Make A Wish: 'For those four days, I wasn't sick'

Make A Wish: 'For those four days, I wasn't sick'

EUGENE, Ore. -- Kari Karrs likes to wear a designer dress from New York City.

Like many 19 year olds, she's passionate about clothes, college and friends.

But Kari isn't like most 19 year old: She has liver disease.

Her liver failed at age 8. She received a transplant at 14, which her body has fought ever since. She spent much of her childhood at a hospital in California.
Going to college at Oregon State University was not guaranteed.

"My first term there I ended up getting a lung infection," Kari said, "and I was trying to do eight IVs a day and go to class and all that."

She takes 80 pills a day and yet posseses an ease about herself that most 19 year old would envy.

When the Make A Wish foundation called after her liver transplant, at first she didn't think she deserved it.

"I wanted to give my wish to the donor family because they had just lost their child and they had given me the only thing I had ever asked for," she said.

When they couldn't find the donor family, Kari asked for a trip to New York City. She was supposed to take a similar trip with her eighth-grade class but missed because she was sick -- just another disappointment for the Karr family.

"So it was just so sweet that we got to go to the very place that she hadn't gotten to go and that we all got to be together," said her mother, Kelly Karr.

The first surprise came before they even set foot in Manhattan: Kari would get to ring the opening bell at the New York Stock Exchange.

They even visited the stock exchange floor, a treat for Kari and her father, a financial advisor.

The Karrs shopped 5th Avenue, visited Times Square, toured Radio City Music Hall, and realized one of her childhood dreams: she spent the day with a famous fashion designer: Catherine Malandrino.

Kari and her mom tried on the entire spring and summer collection -- and she was blown away when the designer gave her a custom dress.

She said the glamour and star treatment are amazing but something more stood out.

"One of my favorite things that really special was nobody asked me what what wrong with me," Kari said.

That is all Kari's parents ever wanted for Kari: for her to feel and be well.

"I would trade places in a minute," said Richard Karr, he father, "and you can't."

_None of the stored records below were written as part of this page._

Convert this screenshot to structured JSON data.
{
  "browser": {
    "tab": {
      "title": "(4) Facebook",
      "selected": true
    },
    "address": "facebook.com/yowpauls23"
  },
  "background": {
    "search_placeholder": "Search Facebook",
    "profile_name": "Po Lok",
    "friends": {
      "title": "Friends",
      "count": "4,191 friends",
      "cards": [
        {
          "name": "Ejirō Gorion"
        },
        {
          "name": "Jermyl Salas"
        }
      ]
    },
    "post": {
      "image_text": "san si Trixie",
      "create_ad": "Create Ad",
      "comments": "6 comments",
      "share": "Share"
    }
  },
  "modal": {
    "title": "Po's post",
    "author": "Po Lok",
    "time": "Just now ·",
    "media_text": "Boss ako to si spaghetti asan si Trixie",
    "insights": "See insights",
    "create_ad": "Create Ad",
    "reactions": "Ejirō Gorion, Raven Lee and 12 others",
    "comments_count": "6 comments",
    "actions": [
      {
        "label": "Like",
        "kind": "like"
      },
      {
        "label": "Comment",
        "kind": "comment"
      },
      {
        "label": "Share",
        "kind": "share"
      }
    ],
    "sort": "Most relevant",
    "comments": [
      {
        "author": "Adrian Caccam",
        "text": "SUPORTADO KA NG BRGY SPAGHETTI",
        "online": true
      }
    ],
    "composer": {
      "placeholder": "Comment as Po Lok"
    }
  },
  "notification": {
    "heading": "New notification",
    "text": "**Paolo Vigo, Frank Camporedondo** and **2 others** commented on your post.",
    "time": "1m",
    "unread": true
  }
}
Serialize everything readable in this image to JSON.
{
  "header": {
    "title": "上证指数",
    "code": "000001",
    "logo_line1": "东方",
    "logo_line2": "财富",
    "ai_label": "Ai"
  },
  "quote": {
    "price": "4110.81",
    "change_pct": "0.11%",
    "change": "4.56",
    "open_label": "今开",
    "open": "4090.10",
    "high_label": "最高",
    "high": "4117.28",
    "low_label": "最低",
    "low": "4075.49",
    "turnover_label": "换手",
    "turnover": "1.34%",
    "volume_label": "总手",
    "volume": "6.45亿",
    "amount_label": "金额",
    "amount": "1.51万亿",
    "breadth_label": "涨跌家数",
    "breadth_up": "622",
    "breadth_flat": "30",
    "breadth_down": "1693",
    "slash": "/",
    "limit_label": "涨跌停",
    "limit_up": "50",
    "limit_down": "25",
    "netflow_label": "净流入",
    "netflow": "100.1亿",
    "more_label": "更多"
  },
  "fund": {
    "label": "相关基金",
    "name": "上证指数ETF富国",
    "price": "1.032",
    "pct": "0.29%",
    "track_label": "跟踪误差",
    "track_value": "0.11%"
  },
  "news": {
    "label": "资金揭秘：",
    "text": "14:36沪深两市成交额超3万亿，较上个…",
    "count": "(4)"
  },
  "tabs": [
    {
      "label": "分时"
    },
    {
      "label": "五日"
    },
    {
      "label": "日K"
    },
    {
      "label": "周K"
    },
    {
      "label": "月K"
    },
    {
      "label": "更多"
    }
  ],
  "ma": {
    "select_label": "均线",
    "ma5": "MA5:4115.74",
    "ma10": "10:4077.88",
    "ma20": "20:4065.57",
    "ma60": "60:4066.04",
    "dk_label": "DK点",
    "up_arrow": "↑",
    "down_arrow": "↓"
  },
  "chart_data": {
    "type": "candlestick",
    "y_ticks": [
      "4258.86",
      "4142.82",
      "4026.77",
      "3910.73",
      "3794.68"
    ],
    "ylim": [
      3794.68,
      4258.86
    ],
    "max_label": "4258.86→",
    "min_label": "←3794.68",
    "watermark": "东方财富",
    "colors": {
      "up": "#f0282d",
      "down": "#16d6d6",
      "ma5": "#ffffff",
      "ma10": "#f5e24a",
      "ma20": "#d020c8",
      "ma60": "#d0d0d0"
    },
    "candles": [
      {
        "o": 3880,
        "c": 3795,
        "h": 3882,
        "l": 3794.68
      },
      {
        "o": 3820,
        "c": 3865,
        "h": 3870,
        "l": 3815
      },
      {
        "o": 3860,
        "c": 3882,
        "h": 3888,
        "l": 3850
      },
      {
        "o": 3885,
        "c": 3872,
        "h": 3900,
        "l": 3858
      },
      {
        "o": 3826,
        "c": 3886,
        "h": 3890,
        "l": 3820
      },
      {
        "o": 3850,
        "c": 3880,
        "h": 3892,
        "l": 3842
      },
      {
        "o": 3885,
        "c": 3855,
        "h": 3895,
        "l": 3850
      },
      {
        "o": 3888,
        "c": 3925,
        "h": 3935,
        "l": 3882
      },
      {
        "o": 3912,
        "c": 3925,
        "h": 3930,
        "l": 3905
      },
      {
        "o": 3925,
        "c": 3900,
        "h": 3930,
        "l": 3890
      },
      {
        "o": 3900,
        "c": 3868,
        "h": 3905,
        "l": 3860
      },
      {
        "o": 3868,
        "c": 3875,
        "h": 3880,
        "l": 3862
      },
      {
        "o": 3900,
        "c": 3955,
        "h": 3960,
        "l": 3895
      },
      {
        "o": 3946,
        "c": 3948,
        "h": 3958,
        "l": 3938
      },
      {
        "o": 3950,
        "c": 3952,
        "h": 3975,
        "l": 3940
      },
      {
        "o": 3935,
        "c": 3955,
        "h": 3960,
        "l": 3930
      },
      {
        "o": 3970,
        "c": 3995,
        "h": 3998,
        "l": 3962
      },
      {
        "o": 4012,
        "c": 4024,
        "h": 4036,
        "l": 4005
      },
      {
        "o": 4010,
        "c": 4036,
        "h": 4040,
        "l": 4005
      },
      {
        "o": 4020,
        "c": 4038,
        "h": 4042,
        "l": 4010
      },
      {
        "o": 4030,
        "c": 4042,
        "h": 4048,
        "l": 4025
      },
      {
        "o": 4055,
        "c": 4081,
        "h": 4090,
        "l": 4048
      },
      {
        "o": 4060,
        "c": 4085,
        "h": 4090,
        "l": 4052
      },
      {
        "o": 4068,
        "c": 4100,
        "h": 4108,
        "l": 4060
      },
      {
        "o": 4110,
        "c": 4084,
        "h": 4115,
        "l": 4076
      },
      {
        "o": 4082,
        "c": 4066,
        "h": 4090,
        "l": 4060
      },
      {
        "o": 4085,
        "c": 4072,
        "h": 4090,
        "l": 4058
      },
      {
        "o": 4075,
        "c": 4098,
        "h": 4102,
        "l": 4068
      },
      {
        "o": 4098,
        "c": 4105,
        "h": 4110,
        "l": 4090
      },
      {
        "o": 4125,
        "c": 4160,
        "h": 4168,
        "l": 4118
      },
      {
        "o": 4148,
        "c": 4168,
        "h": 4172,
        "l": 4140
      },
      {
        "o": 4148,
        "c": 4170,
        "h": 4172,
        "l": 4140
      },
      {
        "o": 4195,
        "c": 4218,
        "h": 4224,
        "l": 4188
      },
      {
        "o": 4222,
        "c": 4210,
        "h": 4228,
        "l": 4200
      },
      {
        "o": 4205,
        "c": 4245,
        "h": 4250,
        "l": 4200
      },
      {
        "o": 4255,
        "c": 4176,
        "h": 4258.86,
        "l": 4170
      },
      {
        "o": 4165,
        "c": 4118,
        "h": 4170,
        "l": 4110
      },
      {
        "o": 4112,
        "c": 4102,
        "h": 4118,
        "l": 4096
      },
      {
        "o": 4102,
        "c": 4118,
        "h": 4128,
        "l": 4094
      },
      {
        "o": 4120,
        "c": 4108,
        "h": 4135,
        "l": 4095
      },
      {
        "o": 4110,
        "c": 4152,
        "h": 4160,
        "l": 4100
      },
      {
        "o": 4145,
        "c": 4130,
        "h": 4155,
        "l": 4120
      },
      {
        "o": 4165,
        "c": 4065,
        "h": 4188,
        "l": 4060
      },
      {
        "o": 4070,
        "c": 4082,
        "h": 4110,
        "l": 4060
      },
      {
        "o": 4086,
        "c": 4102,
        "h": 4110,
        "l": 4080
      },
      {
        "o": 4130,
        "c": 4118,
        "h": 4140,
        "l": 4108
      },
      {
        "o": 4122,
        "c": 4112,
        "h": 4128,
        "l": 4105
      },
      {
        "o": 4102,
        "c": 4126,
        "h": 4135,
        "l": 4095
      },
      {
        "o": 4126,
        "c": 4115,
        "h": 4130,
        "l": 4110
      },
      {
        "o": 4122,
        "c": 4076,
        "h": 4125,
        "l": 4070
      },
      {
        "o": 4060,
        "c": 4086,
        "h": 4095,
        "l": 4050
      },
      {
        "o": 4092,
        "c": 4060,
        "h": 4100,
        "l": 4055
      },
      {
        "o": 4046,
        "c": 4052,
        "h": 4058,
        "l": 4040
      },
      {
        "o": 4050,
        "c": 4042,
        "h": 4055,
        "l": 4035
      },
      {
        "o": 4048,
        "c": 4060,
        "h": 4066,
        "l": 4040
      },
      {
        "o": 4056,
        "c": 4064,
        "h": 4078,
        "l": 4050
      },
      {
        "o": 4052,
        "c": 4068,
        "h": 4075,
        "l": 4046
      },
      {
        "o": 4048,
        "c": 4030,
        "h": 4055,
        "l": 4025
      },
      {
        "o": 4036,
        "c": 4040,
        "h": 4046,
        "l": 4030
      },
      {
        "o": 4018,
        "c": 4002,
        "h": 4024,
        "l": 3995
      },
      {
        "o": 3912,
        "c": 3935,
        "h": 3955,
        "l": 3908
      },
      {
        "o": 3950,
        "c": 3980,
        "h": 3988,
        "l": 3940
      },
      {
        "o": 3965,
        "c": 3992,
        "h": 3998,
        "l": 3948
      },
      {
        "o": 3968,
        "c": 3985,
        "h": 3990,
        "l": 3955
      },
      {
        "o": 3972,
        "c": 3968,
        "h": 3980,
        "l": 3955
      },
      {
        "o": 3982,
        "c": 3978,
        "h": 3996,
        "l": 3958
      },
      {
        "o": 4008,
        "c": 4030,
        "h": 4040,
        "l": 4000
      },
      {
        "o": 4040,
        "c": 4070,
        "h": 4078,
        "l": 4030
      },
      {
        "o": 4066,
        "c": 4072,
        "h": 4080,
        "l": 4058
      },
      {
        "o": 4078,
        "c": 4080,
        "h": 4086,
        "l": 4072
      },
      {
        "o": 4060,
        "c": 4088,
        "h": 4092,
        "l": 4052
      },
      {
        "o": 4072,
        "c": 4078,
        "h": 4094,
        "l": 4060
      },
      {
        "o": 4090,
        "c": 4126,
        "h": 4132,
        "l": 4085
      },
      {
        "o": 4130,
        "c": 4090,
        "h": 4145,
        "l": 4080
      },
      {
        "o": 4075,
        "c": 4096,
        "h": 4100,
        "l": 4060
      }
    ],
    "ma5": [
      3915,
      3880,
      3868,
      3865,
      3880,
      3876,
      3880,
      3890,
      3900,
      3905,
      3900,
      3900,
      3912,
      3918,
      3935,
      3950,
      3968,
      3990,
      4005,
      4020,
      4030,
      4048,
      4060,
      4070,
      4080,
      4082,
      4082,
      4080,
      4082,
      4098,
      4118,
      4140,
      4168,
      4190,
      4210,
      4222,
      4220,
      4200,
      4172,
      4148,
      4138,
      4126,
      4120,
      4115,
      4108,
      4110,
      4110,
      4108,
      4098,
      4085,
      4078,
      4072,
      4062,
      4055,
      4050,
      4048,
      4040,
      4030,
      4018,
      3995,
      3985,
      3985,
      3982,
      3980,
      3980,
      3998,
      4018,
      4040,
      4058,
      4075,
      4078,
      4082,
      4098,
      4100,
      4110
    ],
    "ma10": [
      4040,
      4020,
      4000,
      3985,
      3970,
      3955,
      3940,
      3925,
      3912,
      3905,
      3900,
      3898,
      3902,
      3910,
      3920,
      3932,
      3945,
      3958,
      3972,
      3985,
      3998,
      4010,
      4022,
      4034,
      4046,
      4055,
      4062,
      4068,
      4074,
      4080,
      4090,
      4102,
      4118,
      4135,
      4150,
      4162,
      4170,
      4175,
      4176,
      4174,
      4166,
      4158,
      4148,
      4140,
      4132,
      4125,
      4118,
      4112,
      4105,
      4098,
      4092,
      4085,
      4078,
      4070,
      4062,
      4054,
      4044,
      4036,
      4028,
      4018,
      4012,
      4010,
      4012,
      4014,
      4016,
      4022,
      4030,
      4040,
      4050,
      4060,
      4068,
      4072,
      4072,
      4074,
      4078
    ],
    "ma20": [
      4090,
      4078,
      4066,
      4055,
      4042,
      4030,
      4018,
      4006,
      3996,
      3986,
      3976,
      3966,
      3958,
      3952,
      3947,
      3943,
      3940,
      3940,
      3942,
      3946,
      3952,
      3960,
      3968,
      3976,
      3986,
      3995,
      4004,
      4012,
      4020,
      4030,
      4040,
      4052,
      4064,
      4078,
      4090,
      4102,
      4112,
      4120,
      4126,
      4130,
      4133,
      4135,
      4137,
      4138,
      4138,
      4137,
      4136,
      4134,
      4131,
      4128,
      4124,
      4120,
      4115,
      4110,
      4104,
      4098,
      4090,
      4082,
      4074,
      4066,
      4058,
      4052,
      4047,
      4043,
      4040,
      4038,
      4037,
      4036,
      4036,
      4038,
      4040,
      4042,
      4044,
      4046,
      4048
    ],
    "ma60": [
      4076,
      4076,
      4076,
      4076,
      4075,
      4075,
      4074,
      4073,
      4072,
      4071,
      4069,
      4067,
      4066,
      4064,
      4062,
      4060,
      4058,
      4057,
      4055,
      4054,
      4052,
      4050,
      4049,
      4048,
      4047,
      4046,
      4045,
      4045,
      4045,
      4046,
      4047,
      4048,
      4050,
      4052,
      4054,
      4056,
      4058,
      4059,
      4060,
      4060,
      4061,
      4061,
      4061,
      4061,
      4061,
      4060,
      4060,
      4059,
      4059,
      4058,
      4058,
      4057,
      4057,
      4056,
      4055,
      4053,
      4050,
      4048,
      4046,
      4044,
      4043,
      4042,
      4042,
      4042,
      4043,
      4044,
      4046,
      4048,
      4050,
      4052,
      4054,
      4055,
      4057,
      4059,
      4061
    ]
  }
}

He said Kari's illness has brought them all closer together.

"One night we were told she probably wouldn't make it through the night," he said, "but I stayed in the room with her all night, and we talked about her whole life for hours, but she's still here and that's one of the greatest memories we've ever had."

The Karrs have learned to adapt, together.

"We live for today," Richard Karr said, "and don't concern ourselves much about tomorrow."

Hence why the New York trip they took together was so special: Make A Wish gave Kari what no one else could.

"The whole trip was basically just to make me feel like a normal kid," she said. "For those four days, I wasn't sick."